The Employer claims that only current students are covered by Letter of Intent 6 and Letter of Intent 1 of the Units 1 and 3 CAs, respectively. These portions of the CAs guarantee that all increases in tuition will be offset by the Employer. The Employer argues that this applies only to current, and not incoming, students. This, in their view, means they can increase tuition for any incoming student, whose tuition will then remain at the level set when they enter the University.
In 3903’s view this is a novel reading of the letters of intent. The intention behind these sections of the CAs is to freeze tuition at the rates set in 2001. 3903 bargained this language in the face of the introduction of summer tuition and the elimination of post-residency fees. These letters were in part the product of the three-month strike that took place in 2000-1.
This grievance is currently in arbitration. Dates are yet to be confirmed for 2015.
Long Service Teaching Appointments (LSTAs): evaluations
The LSTA program was developed at the end of negotiations in 2008-9. The first round of renewals for these types of appointments came only last year. The Employer claims that before any appointee can have their LSTA renewed they must have their classroom work evaluated.

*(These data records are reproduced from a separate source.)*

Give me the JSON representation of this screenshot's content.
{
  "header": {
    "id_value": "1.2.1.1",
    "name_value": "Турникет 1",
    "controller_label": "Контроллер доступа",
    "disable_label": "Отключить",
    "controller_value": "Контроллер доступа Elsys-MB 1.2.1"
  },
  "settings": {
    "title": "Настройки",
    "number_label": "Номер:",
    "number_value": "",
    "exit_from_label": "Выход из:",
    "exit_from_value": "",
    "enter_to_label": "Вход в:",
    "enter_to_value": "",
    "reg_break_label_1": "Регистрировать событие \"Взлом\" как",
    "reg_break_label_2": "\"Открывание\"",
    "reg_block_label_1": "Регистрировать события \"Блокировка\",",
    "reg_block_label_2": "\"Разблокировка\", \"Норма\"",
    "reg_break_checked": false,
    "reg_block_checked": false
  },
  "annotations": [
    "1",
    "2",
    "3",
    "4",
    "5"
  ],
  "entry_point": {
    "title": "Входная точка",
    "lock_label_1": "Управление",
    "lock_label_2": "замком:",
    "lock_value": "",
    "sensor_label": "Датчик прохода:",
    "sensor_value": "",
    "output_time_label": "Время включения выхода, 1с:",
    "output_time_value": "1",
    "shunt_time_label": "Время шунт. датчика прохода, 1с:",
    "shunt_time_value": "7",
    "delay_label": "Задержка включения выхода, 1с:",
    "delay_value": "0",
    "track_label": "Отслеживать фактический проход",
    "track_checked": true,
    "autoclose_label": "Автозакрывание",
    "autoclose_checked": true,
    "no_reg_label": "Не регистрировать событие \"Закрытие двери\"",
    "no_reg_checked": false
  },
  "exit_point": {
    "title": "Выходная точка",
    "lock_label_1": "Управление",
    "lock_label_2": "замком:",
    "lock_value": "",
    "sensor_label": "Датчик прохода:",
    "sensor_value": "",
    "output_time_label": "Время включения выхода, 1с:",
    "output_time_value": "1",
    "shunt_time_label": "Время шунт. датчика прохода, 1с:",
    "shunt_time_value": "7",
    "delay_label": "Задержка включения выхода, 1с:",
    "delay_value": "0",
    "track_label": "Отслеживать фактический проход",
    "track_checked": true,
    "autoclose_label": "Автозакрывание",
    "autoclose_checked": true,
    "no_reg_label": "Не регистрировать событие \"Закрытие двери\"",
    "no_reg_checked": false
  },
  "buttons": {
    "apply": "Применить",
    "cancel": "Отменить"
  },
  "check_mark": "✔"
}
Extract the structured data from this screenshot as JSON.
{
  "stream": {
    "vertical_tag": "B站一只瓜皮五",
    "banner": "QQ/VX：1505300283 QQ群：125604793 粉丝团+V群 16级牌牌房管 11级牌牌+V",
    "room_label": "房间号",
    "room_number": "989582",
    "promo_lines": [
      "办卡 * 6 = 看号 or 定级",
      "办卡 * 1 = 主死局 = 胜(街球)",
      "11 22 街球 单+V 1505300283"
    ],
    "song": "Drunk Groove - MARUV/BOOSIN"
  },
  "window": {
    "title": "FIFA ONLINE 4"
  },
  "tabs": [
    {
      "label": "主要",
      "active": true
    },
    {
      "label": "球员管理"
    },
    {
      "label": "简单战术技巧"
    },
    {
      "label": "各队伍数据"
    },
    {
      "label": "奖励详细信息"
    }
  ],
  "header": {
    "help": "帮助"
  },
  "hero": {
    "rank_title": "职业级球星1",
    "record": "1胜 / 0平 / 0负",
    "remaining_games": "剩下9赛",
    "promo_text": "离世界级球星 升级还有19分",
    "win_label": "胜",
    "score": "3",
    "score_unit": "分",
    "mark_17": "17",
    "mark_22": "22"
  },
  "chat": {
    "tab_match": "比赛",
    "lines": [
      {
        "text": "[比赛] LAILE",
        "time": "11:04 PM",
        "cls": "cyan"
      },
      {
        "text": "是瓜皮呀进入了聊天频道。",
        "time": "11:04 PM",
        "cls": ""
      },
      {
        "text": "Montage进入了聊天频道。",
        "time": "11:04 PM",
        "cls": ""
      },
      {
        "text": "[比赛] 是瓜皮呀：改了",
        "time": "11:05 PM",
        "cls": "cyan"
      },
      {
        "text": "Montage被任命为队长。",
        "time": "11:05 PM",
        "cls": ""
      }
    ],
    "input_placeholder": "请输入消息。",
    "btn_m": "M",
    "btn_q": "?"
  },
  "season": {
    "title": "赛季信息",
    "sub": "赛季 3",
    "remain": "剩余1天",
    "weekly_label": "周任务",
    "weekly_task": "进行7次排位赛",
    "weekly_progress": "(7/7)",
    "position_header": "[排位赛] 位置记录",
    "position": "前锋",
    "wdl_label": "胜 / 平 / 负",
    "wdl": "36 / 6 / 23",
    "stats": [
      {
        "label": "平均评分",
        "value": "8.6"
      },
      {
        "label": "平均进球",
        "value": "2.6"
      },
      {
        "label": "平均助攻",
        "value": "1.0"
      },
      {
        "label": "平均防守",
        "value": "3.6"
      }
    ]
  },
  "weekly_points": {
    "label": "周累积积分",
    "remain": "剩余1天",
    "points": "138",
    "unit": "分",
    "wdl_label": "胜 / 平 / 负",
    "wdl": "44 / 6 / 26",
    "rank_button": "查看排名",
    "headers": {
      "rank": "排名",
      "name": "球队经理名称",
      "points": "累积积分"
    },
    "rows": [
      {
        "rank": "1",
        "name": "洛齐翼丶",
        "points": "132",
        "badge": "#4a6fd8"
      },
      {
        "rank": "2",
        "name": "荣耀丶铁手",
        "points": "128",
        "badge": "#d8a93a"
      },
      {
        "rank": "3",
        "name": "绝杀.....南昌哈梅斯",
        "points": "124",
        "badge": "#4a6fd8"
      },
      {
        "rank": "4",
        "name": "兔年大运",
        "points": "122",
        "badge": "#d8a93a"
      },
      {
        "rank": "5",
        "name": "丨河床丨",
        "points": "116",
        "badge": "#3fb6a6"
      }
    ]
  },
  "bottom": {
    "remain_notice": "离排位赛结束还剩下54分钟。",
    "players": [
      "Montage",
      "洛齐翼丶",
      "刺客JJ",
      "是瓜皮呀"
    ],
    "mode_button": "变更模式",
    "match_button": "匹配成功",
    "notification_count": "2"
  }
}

3903 is of the position that ‘evaluation’ in this section of the CA does not refer to an in-class evaluation. In-class evaluations are a process that should instead occur only as a means to develop teaching skills, as per article 13 of the Unit 2 CA.
This grievance has been to arbitration. A decision was returned in October, 2014, and is largely in the Union’s favour: teaching evaluations do not necessarily mean in-class evaluations. The decision can be read here: LSTA_Decision_September_24_2014

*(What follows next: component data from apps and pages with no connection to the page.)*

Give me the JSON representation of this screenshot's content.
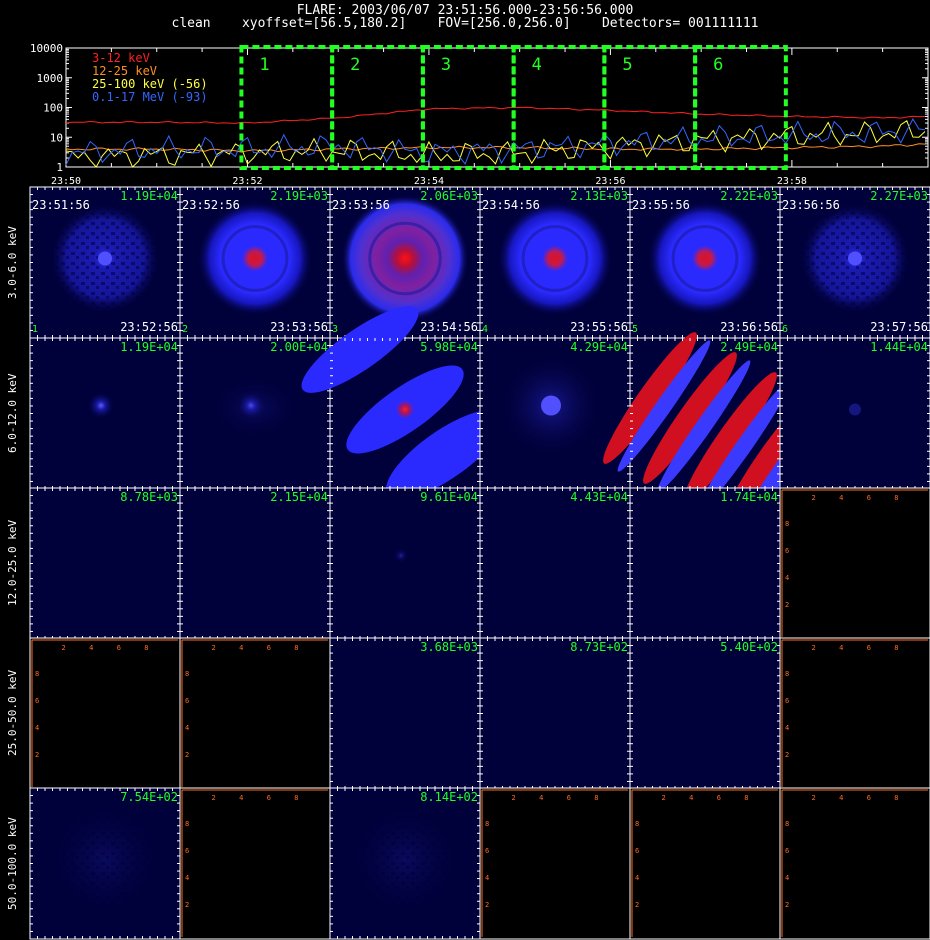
{
  "header": {
    "title": "FLARE: 2003/06/07 23:51:56.000-23:56:56.000",
    "subtitle": "clean    xyoffset=[56.5,180.2]    FOV=[256.0,256.0]    Detectors= 001111111"
  },
  "chart_data": [
    {
      "type": "line",
      "ylog": true,
      "ylim": [
        1,
        10000
      ],
      "ytick_labels": [
        "1",
        "10",
        "100",
        "1000",
        "10000"
      ],
      "xlim": [
        "23:50",
        "23:59:30"
      ],
      "xtick_labels": [
        "23:50",
        "23:52",
        "23:54",
        "23:56",
        "23:58"
      ],
      "grid": false,
      "legend_position": "top-left",
      "series": [
        {
          "name": "3-12 keV",
          "color": "#ff2020",
          "x": [
            "23:50",
            "23:51",
            "23:52",
            "23:53",
            "23:54",
            "23:55",
            "23:56",
            "23:57",
            "23:58",
            "23:59",
            "23:59:30"
          ],
          "values": [
            32,
            32,
            30,
            45,
            90,
            100,
            80,
            60,
            50,
            45,
            50
          ]
        },
        {
          "name": "12-25 keV",
          "color": "#ff9020",
          "x": [
            "23:50",
            "23:51",
            "23:52",
            "23:53",
            "23:54",
            "23:55",
            "23:56",
            "23:57",
            "23:58",
            "23:59",
            "23:59:30"
          ],
          "values": [
            4,
            4,
            3.5,
            4,
            4.5,
            4.5,
            4,
            4,
            4.5,
            5,
            6
          ]
        },
        {
          "name": "25-100 keV (-56)",
          "color": "#ffff40",
          "x": [
            "23:50",
            "23:51",
            "23:52",
            "23:53",
            "23:54",
            "23:55",
            "23:56",
            "23:57",
            "23:58",
            "23:59",
            "23:59:30"
          ],
          "values": [
            2,
            2.5,
            3,
            3.5,
            2.5,
            3,
            5,
            8,
            11,
            14,
            16
          ]
        },
        {
          "name": "0.1-17 MeV (-93)",
          "color": "#3366ff",
          "x": [
            "23:50",
            "23:51",
            "23:52",
            "23:53",
            "23:54",
            "23:55",
            "23:56",
            "23:57",
            "23:58",
            "23:59",
            "23:59:30"
          ],
          "values": [
            3,
            4,
            4,
            5,
            3,
            4,
            6,
            9,
            12,
            15,
            18
          ]
        }
      ],
      "intervals": [
        {
          "label": "1",
          "start": "23:51:56",
          "end": "23:52:56"
        },
        {
          "label": "2",
          "start": "23:52:56",
          "end": "23:53:56"
        },
        {
          "label": "3",
          "start": "23:53:56",
          "end": "23:54:56"
        },
        {
          "label": "4",
          "start": "23:54:56",
          "end": "23:55:56"
        },
        {
          "label": "5",
          "start": "23:55:56",
          "end": "23:56:56"
        },
        {
          "label": "6",
          "start": "23:56:56",
          "end": "23:57:56"
        }
      ]
    },
    {
      "type": "heatmap",
      "row_labels": [
        "3.0-6.0 keV",
        "6.0-12.0 keV",
        "12.0-25.0 keV",
        "25.0-50.0 keV",
        "50.0-100.0 keV"
      ],
      "column_intervals": [
        "1",
        "2",
        "3",
        "4",
        "5",
        "6"
      ],
      "start_times": [
        "23:51:56",
        "23:52:56",
        "23:53:56",
        "23:54:56",
        "23:55:56",
        "23:56:56"
      ],
      "end_times": [
        "23:52:56",
        "23:53:56",
        "23:54:56",
        "23:55:56",
        "23:56:56",
        "23:57:56"
      ],
      "empty_axis_ticks": [
        "2",
        "4",
        "6",
        "8"
      ],
      "peak_values": [
        [
          "1.19E+04",
          "2.19E+03",
          "2.06E+03",
          "2.13E+03",
          "2.22E+03",
          "2.27E+03"
        ],
        [
          "1.19E+04",
          "2.00E+04",
          "5.98E+04",
          "4.29E+04",
          "2.49E+04",
          "1.44E+04"
        ],
        [
          "8.78E+03",
          "2.15E+04",
          "9.61E+04",
          "4.43E+04",
          "1.74E+04",
          ""
        ],
        [
          "",
          "",
          "3.68E+03",
          "8.73E+02",
          "5.40E+02",
          ""
        ],
        [
          "7.54E+02",
          "",
          "8.14E+02",
          "",
          "",
          ""
        ]
      ],
      "image_style": [
        [
          "speckled",
          "ring",
          "ring-strong",
          "ring",
          "ring",
          "speckled"
        ],
        [
          "point",
          "point",
          "streaks",
          "ring-faint",
          "sidelobes",
          "faint"
        ],
        [
          "dark",
          "dark",
          "point-faint",
          "dark",
          "dark",
          "empty"
        ],
        [
          "empty",
          "empty",
          "dark",
          "dark",
          "dark",
          "empty"
        ],
        [
          "speckled-faint",
          "empty",
          "speckled-faint",
          "empty",
          "empty",
          "empty"
        ]
      ]
    }
  ],
  "colors": {
    "background": "#000000",
    "panel_background": "#00003a",
    "peak_label": "#22ff22",
    "interval_box": "#22ff22",
    "empty_axis": "#ff6a22",
    "tick": "#ffffff"
  }
}
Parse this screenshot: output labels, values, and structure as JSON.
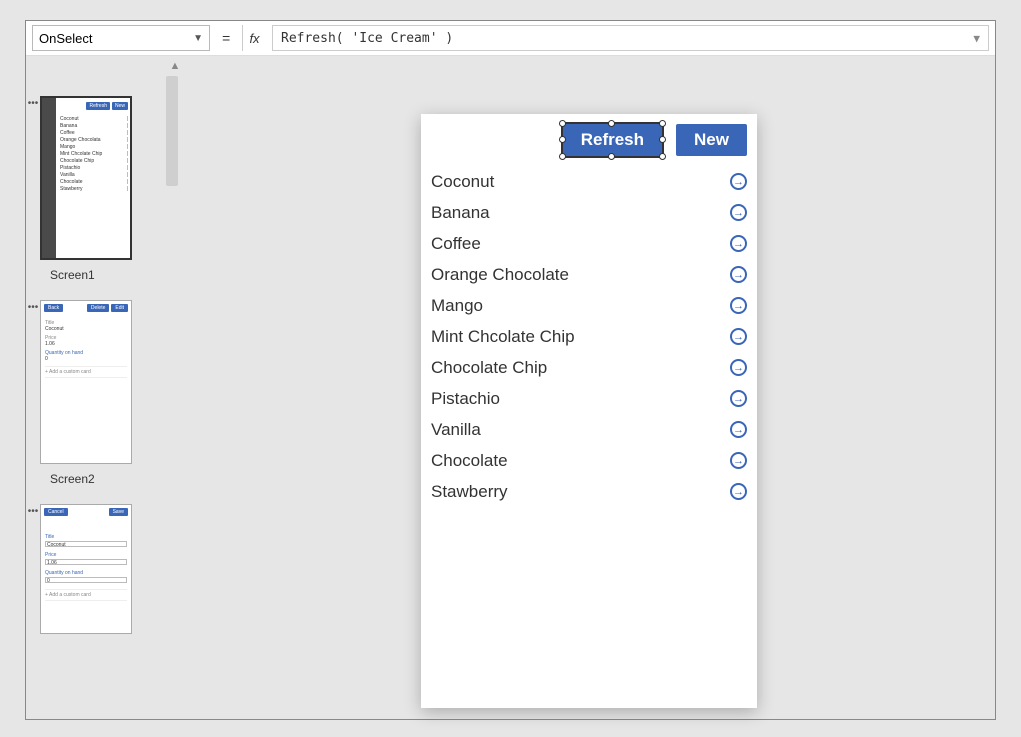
{
  "formula_bar": {
    "property": "OnSelect",
    "eq": "=",
    "fx": "fx",
    "formula": "Refresh( 'Ice Cream' )"
  },
  "screens": {
    "s1": {
      "label": "Screen1",
      "btn_refresh": "Refresh",
      "btn_new": "New"
    },
    "s2": {
      "label": "Screen2",
      "btn_back": "Back",
      "btn_delete": "Delete",
      "btn_edit": "Edit",
      "lbl_title": "Title",
      "val_title": "Coconut",
      "lbl_price": "Price",
      "val_price": "1.06",
      "lbl_qoh": "Quantity on hand",
      "val_qoh": "0",
      "add_card": "+  Add a custom card"
    },
    "s3": {
      "btn_cancel": "Cancel",
      "btn_save": "Save",
      "lbl_title": "Title",
      "val_title": "Coconut",
      "lbl_price": "Price",
      "val_price": "1.06",
      "lbl_qoh": "Quantity on hand",
      "val_qoh": "0",
      "add_card": "+  Add a custom card"
    }
  },
  "canvas": {
    "btn_refresh": "Refresh",
    "btn_new": "New",
    "items": [
      "Coconut",
      "Banana",
      "Coffee",
      "Orange Chocolate",
      "Mango",
      "Mint Chcolate Chip",
      "Chocolate Chip",
      "Pistachio",
      "Vanilla",
      "Chocolate",
      "Stawberry"
    ]
  },
  "thumb_items": [
    "Coconut",
    "Banana",
    "Coffee",
    "Orange Chocolata",
    "Mango",
    "Mint Chcolate Chip",
    "Chocolate Chip",
    "Pistachio",
    "Vanilla",
    "Chocolate",
    "Stawberry"
  ]
}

Failure to Accommodate: Right to Gender Selection
Various divisions of the University have not developed policies, forms, nor adequate database infrastructure to accommodate Members who wish to have a name other than that given to them by birth appear on official documents and communications.
This grievance was filed in the spring of 2014. While some policies, forms, and educational material for York employees has been developed, work with Faculty Relations is ongoing.
As many in Communications, Humanities, Social Sciences, and other departments are well aware, NRAs and contracts were posted incredibly late this fall. 3903 has recently (late-September) filed a policy grievance demanding a formal explanation, a systemic fix to the enrolment procedures that lead to these delays, and a lump sum payment to be made to the Ways and Means Fund, among other things.
Some of the most common grievances filed by 3903 have to do with hiring. Because neoliberal ideology has crept into Ontario’s university system, over half the in-class teaching at York is done by contract faculty. Some of these contract workers are grad students, while others are not. Those 3903ers who aren’t graduate students have to re-apply for work every year. Often times the Employer doesn’t hire the 3903ers that have the most seniority (aka your ‘APE’ count – applicable prior experience), incumbency (being deemed to meet qualifications if you’ve taught the course before), or the most years of service (‘Long Service Override’, used to protect long-service, low-intensity members). Most of these grievances are solved quickly, while some go to arbitration and can take months. This work is ongoing, though it is most often happening in August-September and April-May of each year.
Academic Extensions for Students with Disabilities
Our CAs guarantee that students with disabilities receive academic extensions (see for example article 11.05 of the Unit 3 CA). The Faculty of Graduate Studies (FGS), however, has in recent years made the process of having these extensions approved too lengthy, and for no apparent reason. The Union is currently in discussion with FGS to remedy this problem.